The signal to noise ratio (SNR) is equal to the ratio of the average signal intensity over the standard deviation of the noise.
The signal to noise ratio depends both on some factors that are beyond the operator's control (the MR scanner specifications and pulse sequence design) and on factors that the user can change:
The smaller the sensitive volume of a coil, the lower the noise from the adjacent structures of the selected slice plane which it can detect, and the better the signal to noise ratio will be.
A local coil, or better, a surface coil have a higher signal to noise ratio than a body coil.
The signal comes from the excited protons on the selected slice plane. The number of spins in parallel state in excess is proportional to the static magnetic field intensity. The larger the field intensity is, the higher the excess number of spins in parallel state (available to make the MR signal) will be. Thus, the signal intensity varies almost linearly with the main field intensity.
Assuming a uniform proton density, the number of excited spins is proportional to the voxel size and so is the signal intensity. The signal goes up linearly with the voxel size.
Which also modify the available sequence parameters (TE) and the artifacts.
When the number of excitations (or averagings) for the same slice increases:
Therefore, the signal sum goes up linearly with the number of excitations but the noise only goes up with the square root of the number of excitations.
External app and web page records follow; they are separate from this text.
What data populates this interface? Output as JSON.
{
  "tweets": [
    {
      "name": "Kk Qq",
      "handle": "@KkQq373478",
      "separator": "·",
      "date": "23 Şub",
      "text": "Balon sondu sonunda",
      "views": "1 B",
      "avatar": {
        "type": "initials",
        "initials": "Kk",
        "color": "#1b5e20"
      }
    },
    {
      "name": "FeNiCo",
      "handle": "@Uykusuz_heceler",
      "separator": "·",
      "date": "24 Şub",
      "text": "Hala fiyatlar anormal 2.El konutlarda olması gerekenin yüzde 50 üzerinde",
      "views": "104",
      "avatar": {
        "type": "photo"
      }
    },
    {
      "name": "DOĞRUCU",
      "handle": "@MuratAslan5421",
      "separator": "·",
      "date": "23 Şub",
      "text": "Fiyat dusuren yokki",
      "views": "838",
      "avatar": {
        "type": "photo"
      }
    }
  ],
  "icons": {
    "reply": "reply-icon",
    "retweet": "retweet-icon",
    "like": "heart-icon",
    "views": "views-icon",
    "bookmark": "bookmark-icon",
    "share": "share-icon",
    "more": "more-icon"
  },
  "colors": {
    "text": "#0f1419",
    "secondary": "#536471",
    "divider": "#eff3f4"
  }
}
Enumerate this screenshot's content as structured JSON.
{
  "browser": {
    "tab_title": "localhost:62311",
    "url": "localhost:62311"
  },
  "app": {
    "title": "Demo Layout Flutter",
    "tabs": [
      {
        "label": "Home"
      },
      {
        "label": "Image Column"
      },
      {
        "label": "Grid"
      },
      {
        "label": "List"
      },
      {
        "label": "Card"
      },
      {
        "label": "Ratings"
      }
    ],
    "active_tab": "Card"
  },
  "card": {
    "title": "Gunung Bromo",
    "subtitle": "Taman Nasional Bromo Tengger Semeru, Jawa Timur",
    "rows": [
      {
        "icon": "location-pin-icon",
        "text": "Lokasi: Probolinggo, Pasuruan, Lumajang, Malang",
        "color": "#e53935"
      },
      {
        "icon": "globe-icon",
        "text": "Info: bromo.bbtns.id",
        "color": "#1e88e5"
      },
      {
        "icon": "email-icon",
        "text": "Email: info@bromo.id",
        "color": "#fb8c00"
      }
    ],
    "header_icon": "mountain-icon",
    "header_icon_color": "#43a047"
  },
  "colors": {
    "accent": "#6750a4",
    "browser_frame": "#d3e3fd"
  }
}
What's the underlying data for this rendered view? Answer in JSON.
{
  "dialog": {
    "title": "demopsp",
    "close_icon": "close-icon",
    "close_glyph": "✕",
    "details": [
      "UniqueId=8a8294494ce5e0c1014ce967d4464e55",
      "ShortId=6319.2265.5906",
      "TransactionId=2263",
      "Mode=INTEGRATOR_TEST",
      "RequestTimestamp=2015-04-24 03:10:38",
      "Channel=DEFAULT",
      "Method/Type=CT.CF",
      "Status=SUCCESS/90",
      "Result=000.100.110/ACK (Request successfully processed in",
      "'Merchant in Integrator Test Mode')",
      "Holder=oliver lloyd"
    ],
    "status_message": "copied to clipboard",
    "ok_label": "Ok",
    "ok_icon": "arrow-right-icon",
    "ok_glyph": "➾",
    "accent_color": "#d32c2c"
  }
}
In other words, the average signal remains constant, but the average noise goes down with the square root of the number of excitations.
The signal to noise ratio goes up with the square root of the number of excitations.
Given a voxel size and static field strength, the number of excited spins is defined and so is the amount of MR signal. The readout of the MR signal can take more or less time, depending on the receiver bandwidth. The relation between the receiver bandwidth and the strength of the readout gradient is such that:
Background noise has a constant intensity at all frequencies (white noise). Therefore, the larger the receiver bandwidth is, the more noise is recorded (and the higher is the readout gradient intensity and the faster the MR signal is sampled).